Write out the data word for word, taking care that no picture is carried over.

### Information provided
*** Block opens ***

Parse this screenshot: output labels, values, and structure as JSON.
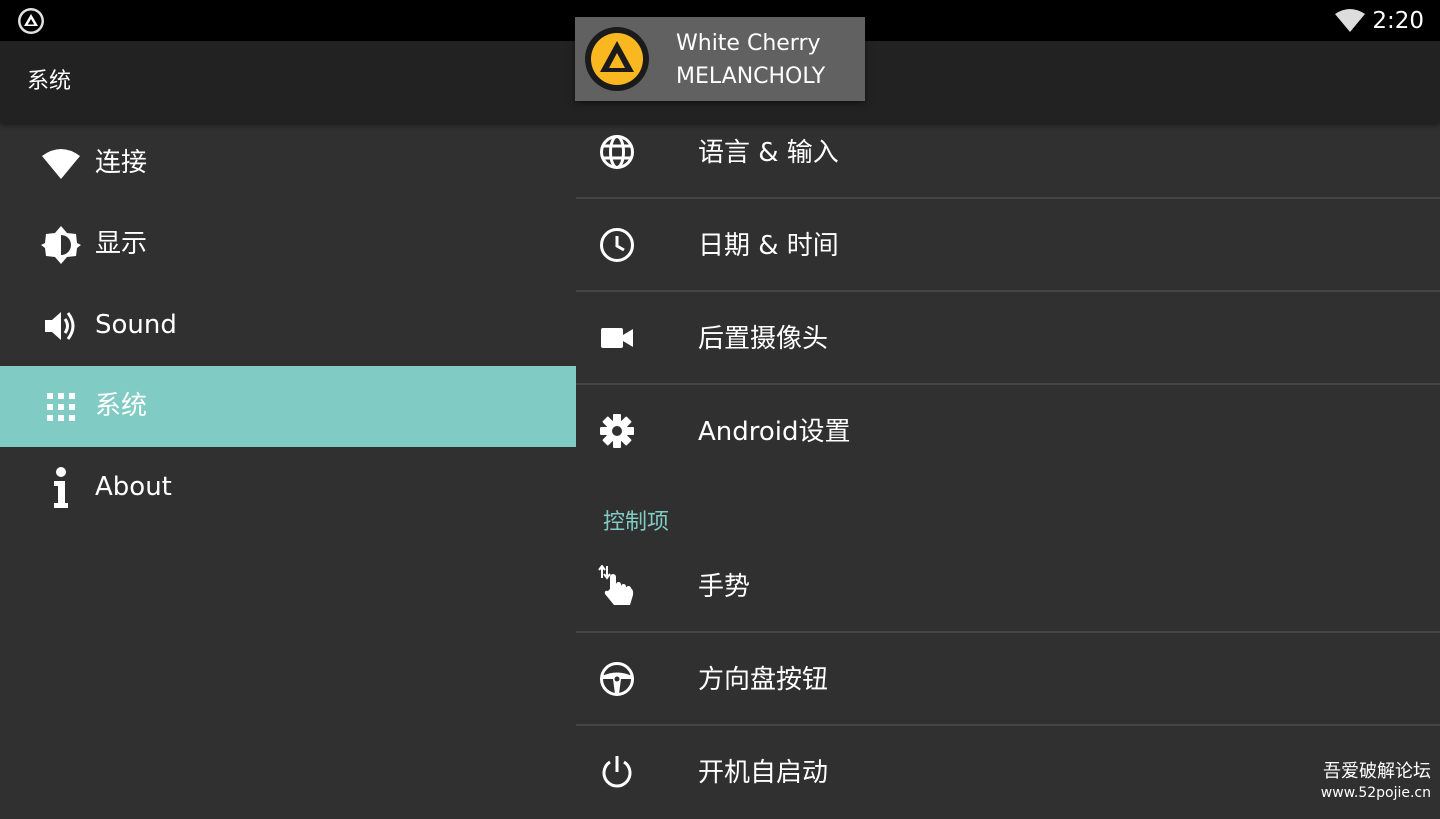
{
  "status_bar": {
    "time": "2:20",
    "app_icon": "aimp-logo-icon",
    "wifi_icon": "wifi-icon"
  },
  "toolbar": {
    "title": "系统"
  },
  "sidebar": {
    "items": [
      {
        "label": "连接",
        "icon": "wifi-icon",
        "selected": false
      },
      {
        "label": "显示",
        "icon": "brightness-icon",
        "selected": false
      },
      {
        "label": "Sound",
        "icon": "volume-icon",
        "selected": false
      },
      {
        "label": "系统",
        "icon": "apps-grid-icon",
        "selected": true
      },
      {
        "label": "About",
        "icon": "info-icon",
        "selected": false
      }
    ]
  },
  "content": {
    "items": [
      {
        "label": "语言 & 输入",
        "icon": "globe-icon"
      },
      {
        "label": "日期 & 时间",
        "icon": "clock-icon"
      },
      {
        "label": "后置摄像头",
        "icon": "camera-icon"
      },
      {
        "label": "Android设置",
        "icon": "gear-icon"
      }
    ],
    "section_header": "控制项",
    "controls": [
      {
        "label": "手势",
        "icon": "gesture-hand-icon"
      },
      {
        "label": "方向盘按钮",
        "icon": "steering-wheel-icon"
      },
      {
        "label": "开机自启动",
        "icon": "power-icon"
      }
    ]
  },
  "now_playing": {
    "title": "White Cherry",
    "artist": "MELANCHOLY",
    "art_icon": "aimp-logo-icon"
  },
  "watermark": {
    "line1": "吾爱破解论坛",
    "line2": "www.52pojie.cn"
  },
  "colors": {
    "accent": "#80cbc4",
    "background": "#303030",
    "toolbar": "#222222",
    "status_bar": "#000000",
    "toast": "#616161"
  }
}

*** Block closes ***

### Exercise answer
Parse this screenshot: output labels, values, and structure as JSON.
{
  "status_bar": {
    "time": "2:20",
    "app_icon": "aimp-logo-icon",
    "wifi_icon": "wifi-icon"
  },
  "toolbar": {
    "title": "系统"
  },
  "sidebar": {
    "items": [
      {
        "label": "连接",
        "icon": "wifi-icon",
        "selected": false
      },
      {
        "label": "显示",
        "icon": "brightness-icon",
        "selected": false
      },
      {
        "label": "Sound",
        "icon": "volume-icon",
        "selected": false
      },
      {
        "label": "系统",
        "icon": "apps-grid-icon",
        "selected": true
      },
      {
        "label": "About",
        "icon": "info-icon",
        "selected": false
      }
    ]
  },
  "content": {
    "items": [
      {
        "label": "语言 & 输入",
        "icon": "globe-icon"
      },
      {
        "label": "日期 & 时间",
        "icon": "clock-icon"
      },
      {
        "label": "后置摄像头",
        "icon": "camera-icon"
      },
      {
        "label": "Android设置",
        "icon": "gear-icon"
      }
    ],
    "section_header": "控制项",
    "controls": [
      {
        "label": "手势",
        "icon": "gesture-hand-icon"
      },
      {
        "label": "方向盘按钮",
        "icon": "steering-wheel-icon"
      },
      {
        "label": "开机自启动",
        "icon": "power-icon"
      }
    ]
  },
  "now_playing": {
    "title": "White Cherry",
    "artist": "MELANCHOLY",
    "art_icon": "aimp-logo-icon"
  },
  "watermark": {
    "line1": "吾爱破解论坛",
    "line2": "www.52pojie.cn"
  },
  "colors": {
    "accent": "#80cbc4",
    "background": "#303030",
    "toolbar": "#222222",
    "status_bar": "#000000",
    "toast": "#616161"
  }
}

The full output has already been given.